--- INPUT RECORDS Enclosed Below ---

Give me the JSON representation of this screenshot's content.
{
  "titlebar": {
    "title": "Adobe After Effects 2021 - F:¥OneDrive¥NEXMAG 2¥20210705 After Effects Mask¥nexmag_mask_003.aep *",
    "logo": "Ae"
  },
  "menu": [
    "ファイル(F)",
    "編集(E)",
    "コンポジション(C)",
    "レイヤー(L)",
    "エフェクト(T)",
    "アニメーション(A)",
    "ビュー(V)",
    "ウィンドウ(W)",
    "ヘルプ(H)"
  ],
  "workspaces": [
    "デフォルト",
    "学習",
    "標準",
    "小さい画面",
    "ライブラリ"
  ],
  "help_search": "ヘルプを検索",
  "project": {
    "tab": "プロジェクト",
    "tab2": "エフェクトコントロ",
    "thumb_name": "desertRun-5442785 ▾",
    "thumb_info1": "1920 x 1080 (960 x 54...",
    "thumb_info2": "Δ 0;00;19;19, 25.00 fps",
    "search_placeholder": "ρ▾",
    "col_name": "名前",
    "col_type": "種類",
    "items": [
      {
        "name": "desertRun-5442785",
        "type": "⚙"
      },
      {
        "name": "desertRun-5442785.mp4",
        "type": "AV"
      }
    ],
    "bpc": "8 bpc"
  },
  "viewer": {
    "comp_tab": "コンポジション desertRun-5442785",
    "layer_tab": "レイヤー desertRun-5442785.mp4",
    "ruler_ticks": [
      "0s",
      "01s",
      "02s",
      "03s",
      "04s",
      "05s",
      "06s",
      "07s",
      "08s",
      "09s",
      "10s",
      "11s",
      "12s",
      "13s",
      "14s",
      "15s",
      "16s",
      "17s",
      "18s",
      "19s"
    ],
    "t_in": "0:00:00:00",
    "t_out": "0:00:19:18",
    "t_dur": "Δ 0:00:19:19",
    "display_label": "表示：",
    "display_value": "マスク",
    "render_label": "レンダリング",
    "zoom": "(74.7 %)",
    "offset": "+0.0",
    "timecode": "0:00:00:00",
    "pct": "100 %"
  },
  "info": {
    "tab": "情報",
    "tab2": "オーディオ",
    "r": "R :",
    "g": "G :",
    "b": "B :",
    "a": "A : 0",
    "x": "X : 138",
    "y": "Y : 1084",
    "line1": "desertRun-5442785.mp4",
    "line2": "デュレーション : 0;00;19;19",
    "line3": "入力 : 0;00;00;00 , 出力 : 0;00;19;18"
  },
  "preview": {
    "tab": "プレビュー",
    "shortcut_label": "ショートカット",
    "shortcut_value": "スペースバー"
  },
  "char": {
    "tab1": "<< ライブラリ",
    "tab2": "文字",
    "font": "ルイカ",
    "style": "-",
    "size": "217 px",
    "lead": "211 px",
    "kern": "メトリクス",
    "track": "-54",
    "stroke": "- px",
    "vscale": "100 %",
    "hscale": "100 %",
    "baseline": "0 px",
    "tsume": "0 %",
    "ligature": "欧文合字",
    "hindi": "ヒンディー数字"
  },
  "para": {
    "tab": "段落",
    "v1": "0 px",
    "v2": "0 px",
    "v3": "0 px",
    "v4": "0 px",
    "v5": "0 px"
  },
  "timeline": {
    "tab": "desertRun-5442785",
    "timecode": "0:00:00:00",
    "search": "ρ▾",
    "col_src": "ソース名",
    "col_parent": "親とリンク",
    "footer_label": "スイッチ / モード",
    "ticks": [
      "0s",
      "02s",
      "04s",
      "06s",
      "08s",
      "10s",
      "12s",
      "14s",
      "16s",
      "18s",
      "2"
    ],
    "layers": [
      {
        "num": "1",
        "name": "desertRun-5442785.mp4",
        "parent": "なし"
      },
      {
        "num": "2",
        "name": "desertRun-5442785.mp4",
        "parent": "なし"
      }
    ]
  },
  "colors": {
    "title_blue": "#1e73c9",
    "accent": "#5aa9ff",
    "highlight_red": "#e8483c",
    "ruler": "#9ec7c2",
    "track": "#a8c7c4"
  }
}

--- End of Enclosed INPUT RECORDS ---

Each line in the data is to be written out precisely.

Give me the JSON representation of this screenshot's content.
{
  "titlebar": {
    "title": "Adobe After Effects 2021 - F:¥OneDrive¥NEXMAG 2¥20210705 After Effects Mask¥nexmag_mask_003.aep *",
    "logo": "Ae"
  },
  "menu": [
    "ファイル(F)",
    "編集(E)",
    "コンポジション(C)",
    "レイヤー(L)",
    "エフェクト(T)",
    "アニメーション(A)",
    "ビュー(V)",
    "ウィンドウ(W)",
    "ヘルプ(H)"
  ],
  "workspaces": [
    "デフォルト",
    "学習",
    "標準",
    "小さい画面",
    "ライブラリ"
  ],
  "help_search": "ヘルプを検索",
  "project": {
    "tab": "プロジェクト",
    "tab2": "エフェクトコントロ",
    "thumb_name": "desertRun-5442785 ▾",
    "thumb_info1": "1920 x 1080 (960 x 54...",
    "thumb_info2": "Δ 0;00;19;19, 25.00 fps",
    "search_placeholder": "ρ▾",
    "col_name": "名前",
    "col_type": "種類",
    "items": [
      {
        "name": "desertRun-5442785",
        "type": "⚙"
      },
      {
        "name": "desertRun-5442785.mp4",
        "type": "AV"
      }
    ],
    "bpc": "8 bpc"
  },
  "viewer": {
    "comp_tab": "コンポジション desertRun-5442785",
    "layer_tab": "レイヤー desertRun-5442785.mp4",
    "ruler_ticks": [
      "0s",
      "01s",
      "02s",
      "03s",
      "04s",
      "05s",
      "06s",
      "07s",
      "08s",
      "09s",
      "10s",
      "11s",
      "12s",
      "13s",
      "14s",
      "15s",
      "16s",
      "17s",
      "18s",
      "19s"
    ],
    "t_in": "0:00:00:00",
    "t_out": "0:00:19:18",
    "t_dur": "Δ 0:00:19:19",
    "display_label": "表示：",
    "display_value": "マスク",
    "render_label": "レンダリング",
    "zoom": "(74.7 %)",
    "offset": "+0.0",
    "timecode": "0:00:00:00",
    "pct": "100 %"
  },
  "info": {
    "tab": "情報",
    "tab2": "オーディオ",
    "r": "R :",
    "g": "G :",
    "b": "B :",
    "a": "A : 0",
    "x": "X : 138",
    "y": "Y : 1084",
    "line1": "desertRun-5442785.mp4",
    "line2": "デュレーション : 0;00;19;19",
    "line3": "入力 : 0;00;00;00 , 出力 : 0;00;19;18"
  },
  "preview": {
    "tab": "プレビュー",
    "shortcut_label": "ショートカット",
    "shortcut_value": "スペースバー"
  },
  "char": {
    "tab1": "<< ライブラリ",
    "tab2": "文字",
    "font": "ルイカ",
    "style": "-",
    "size": "217 px",
    "lead": "211 px",
    "kern": "メトリクス",
    "track": "-54",
    "stroke": "- px",
    "vscale": "100 %",
    "hscale": "100 %",
    "baseline": "0 px",
    "tsume": "0 %",
    "ligature": "欧文合字",
    "hindi": "ヒンディー数字"
  },
  "para": {
    "tab": "段落",
    "v1": "0 px",
    "v2": "0 px",
    "v3": "0 px",
    "v4": "0 px",
    "v5": "0 px"
  },
  "timeline": {
    "tab": "desertRun-5442785",
    "timecode": "0:00:00:00",
    "search": "ρ▾",
    "col_src": "ソース名",
    "col_parent": "親とリンク",
    "footer_label": "スイッチ / モード",
    "ticks": [
      "0s",
      "02s",
      "04s",
      "06s",
      "08s",
      "10s",
      "12s",
      "14s",
      "16s",
      "18s",
      "2"
    ],
    "layers": [
      {
        "num": "1",
        "name": "desertRun-5442785.mp4",
        "parent": "なし"
      },
      {
        "num": "2",
        "name": "desertRun-5442785.mp4",
        "parent": "なし"
      }
    ]
  },
  "colors": {
    "title_blue": "#1e73c9",
    "accent": "#5aa9ff",
    "highlight_red": "#e8483c",
    "ruler": "#9ec7c2",
    "track": "#a8c7c4"
  }
}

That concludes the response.